Could your bra help you lose weight? Detect cancer? Or ward off a potential attacker?
Researchers are developing "smart bras" that aim to do just those things, with the help of technology including phone applications, Twitter, and GPS.
One such smart bra uses embedded technology that monitors a wearer's mood and communicates with a smartphone app in a bid to reduce emotional overeating.
Two sensors monitor heart and skin activity in order to track emotions such as stress, upset, or boredom -- all typical triggers for overeating. A built-in computer located between the cups then transmits the mood data to the wearer via a smartphone app -- thus warning her to stay away from the cookie jar.
U.S. software giant Microsoft worked with researchers at an American and British university on the project. Why did the researchers use a brassiere? In a paper
published recently, they say the bra was "ideal” because it allowed them to collect electrocardiogram signals near the heart.
"Part of the goal there was to see if there was a way that we could use existing clothing to cover up the sensors," Professor m.c. Schraefel of Britain's University of Southampton tells RFE/RL. "There are already heart rate monitors where women have bras that have those chest straps for the heart rate monitor embedded in them. So we started to look at, 'Well, can we do something similar?'"
For those interested in acquiring the device, however, Microsoft says it has no plans to commercialize a bra with sensors. A spokesperson tells RFE/RL that the bra is part of ongoing research into “the broader topic of affective computing, or designing devices and services that are sensitive to people’s moods and react accordingly.”
Taking on another serious issue, three engineering students in India earlier this year presented their lingerie attachment -- the Society Harnessing Equipment (SHE) -- as a possible solution to “domestic, social, and workplace harassment” in the country.
The students developed their "anti-rape bra" in the wake of a series of high-profile rape cases in India that sparked outrage at home and abroad.
When the device is switched on by the wearer, pressure-sensors and an electrical circuit reportedly deliver up to 82 shocks when unwanted pressure occurs, while authorities and relatives are alerted through a GPS system.
In the United States, meanwhile, a company plans to commercialize a breast cancer early detection device designed to fit a garment similar to a sports bra.

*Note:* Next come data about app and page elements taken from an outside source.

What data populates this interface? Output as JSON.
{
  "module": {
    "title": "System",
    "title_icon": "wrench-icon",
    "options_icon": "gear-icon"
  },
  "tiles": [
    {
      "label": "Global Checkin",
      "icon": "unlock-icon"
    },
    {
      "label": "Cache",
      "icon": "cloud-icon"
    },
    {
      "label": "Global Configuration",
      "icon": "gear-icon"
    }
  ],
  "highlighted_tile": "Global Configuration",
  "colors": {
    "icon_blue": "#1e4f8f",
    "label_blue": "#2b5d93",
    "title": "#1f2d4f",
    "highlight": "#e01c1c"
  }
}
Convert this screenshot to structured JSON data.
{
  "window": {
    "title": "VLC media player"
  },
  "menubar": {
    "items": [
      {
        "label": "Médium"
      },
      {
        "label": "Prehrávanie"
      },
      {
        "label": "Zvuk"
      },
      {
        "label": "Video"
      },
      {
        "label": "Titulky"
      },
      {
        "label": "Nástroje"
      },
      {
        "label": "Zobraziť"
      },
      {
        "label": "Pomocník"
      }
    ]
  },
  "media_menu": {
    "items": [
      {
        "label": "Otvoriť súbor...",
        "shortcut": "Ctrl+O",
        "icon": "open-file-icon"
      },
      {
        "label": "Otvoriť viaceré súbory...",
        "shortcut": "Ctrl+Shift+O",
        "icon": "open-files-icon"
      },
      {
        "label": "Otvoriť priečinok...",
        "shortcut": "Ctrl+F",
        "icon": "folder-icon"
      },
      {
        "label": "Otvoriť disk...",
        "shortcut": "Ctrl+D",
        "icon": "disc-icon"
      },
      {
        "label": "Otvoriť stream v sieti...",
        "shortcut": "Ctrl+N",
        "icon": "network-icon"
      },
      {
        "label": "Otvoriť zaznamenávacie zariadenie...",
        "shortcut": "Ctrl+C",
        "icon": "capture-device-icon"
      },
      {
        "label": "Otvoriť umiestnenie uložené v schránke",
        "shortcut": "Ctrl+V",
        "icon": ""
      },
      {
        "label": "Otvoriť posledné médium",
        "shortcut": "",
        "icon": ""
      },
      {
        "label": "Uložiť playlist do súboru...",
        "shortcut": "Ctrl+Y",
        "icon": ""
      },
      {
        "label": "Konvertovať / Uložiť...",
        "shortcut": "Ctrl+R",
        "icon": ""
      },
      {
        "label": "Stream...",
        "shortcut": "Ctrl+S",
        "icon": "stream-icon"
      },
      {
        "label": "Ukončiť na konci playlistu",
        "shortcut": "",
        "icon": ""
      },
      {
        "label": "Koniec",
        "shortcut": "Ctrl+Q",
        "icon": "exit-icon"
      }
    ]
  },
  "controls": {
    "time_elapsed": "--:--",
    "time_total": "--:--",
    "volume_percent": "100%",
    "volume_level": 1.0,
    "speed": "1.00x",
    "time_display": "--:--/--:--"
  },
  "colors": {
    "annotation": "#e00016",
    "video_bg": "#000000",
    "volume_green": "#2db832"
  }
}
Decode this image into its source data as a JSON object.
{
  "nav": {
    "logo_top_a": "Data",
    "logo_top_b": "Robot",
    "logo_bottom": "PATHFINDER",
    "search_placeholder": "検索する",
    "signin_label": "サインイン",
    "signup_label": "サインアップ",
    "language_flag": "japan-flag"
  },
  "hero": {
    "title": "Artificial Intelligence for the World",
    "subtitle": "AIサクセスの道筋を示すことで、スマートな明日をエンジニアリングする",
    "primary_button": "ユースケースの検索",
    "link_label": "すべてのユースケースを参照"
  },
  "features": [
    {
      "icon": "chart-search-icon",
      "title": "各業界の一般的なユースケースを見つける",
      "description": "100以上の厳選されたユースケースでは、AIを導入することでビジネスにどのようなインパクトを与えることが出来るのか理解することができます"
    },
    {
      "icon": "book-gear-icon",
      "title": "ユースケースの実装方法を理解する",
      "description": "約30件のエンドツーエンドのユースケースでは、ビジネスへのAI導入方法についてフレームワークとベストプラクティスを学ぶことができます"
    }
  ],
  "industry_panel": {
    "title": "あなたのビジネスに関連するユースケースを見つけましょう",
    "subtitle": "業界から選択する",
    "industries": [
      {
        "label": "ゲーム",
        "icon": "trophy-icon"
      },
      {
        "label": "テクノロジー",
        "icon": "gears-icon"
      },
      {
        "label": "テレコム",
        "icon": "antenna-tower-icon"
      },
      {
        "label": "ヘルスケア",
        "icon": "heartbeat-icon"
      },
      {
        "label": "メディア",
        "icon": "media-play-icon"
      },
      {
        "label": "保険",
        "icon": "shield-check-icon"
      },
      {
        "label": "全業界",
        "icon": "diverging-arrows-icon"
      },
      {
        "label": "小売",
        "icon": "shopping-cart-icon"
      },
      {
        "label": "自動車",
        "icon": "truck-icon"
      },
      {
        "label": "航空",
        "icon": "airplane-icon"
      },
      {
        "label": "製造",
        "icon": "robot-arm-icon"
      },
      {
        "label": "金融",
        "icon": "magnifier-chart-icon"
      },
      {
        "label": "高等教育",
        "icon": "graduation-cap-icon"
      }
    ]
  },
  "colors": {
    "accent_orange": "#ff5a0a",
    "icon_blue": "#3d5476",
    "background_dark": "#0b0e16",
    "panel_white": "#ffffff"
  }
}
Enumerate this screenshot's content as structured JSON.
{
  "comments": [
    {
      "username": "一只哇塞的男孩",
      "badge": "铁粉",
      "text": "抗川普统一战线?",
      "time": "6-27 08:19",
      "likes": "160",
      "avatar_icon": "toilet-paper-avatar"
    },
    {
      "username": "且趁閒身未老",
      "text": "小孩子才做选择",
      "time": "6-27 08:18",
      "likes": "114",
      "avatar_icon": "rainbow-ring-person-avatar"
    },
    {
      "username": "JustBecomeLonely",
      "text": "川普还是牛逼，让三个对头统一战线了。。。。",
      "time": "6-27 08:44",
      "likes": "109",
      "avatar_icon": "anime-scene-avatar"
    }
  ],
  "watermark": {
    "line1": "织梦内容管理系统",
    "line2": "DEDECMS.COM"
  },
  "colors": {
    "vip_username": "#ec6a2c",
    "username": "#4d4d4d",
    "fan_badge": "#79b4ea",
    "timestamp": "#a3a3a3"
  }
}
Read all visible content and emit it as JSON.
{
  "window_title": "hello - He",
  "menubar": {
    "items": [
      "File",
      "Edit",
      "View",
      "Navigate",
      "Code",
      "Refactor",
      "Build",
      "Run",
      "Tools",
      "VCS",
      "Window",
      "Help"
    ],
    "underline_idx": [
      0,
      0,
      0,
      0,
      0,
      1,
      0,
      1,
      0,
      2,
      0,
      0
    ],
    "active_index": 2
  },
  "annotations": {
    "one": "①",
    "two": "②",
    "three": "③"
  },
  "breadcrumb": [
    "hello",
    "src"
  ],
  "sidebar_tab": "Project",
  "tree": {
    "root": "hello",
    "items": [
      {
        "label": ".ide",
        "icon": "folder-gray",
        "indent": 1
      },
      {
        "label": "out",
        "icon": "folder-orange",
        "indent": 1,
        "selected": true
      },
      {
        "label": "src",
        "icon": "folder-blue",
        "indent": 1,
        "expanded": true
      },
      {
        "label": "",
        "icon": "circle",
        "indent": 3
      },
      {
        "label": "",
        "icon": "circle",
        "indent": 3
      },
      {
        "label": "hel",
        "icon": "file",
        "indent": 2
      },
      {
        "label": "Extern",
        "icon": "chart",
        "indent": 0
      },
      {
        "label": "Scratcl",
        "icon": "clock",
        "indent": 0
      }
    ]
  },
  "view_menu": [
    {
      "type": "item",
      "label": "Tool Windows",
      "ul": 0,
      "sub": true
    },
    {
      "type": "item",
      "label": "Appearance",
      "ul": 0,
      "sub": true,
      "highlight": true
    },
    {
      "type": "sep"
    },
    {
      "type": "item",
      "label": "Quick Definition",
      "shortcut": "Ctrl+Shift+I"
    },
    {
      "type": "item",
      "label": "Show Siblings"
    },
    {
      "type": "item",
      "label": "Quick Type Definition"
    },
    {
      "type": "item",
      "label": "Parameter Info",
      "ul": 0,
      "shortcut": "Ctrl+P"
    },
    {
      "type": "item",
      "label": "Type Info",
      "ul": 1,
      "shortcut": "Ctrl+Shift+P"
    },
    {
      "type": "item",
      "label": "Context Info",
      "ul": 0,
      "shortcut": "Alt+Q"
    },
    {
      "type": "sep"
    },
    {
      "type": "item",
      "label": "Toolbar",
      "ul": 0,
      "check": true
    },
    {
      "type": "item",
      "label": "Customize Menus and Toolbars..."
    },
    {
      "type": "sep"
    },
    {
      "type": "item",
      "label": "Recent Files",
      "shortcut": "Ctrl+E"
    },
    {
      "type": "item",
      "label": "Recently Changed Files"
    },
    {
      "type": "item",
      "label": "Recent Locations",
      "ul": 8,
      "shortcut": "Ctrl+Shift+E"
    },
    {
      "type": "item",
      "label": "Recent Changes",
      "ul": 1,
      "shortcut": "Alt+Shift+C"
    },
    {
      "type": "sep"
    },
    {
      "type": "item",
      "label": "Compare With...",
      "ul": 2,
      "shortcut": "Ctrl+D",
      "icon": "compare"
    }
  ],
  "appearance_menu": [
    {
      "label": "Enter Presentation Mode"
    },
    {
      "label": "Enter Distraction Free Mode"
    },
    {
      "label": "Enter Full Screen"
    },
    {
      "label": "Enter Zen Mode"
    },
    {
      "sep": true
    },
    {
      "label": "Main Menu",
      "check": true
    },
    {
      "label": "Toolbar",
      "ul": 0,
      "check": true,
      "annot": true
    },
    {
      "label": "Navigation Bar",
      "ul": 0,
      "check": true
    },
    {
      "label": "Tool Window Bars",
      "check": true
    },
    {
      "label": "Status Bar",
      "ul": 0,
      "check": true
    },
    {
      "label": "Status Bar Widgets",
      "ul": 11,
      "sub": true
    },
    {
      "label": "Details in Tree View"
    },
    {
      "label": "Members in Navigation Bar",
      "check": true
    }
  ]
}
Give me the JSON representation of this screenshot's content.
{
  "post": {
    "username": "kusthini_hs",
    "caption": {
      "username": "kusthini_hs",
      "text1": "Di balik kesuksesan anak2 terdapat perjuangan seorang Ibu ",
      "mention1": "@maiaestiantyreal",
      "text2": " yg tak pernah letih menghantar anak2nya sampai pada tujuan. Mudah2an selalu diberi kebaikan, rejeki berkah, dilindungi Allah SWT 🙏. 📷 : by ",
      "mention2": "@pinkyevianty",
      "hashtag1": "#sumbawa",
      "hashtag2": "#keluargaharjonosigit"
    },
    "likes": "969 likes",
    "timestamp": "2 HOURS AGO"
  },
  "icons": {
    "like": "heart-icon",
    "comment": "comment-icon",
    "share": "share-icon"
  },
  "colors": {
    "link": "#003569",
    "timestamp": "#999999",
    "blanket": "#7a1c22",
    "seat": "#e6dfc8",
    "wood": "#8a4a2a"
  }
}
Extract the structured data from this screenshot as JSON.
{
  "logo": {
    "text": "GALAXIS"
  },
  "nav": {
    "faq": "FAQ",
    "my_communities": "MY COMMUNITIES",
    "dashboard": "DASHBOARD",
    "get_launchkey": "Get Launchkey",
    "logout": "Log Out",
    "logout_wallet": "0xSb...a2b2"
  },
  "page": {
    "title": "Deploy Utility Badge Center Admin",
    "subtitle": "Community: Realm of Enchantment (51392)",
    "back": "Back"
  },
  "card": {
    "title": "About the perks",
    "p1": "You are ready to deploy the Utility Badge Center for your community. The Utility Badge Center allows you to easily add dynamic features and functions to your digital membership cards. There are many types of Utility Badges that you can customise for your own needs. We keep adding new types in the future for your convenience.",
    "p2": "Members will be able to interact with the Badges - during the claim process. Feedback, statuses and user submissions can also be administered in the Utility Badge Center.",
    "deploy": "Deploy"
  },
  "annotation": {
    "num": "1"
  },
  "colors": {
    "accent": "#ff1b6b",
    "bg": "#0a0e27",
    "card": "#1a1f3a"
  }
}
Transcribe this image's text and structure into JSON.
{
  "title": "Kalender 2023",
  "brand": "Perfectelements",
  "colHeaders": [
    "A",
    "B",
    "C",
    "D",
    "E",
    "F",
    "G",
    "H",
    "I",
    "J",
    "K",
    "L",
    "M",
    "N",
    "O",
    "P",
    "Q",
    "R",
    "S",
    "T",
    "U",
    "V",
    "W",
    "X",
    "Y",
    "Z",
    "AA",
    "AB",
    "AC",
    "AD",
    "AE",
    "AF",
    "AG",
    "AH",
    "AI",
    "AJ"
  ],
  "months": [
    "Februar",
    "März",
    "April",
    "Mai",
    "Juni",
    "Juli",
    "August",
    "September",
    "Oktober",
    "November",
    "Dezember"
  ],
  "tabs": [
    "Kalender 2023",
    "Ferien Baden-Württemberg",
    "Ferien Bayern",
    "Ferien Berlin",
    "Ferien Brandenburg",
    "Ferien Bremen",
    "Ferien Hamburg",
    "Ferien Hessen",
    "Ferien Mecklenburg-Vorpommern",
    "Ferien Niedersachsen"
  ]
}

The Reno, Nevada-based First Warning Systems anticipates bringing the technology to market for some $200. It measures changes in cell temperature caused by the blood vessel growth associated with developing tumors.
Another breast cancer-related "smart bra" comes from Greece, where Nestle Fitness and an advertising agency have created a Twitter-connected bra as part of a breast-cancer awareness campaign.
When the clasp is undone, the bra sends a tweet reading: “Don't forget to check your breasts women.”
Greek celebrity Maria Bakodimou said in October she would be wearing the bra for two weeks.
“The Tweeting Bra, the first bra that can actually tweet," she explains in a promotional video. "Each time I unhook it, the bra automatically sends a tweet, reminding women of their breast self-exam. Our mission: to deliver the life-saving message to everyone.”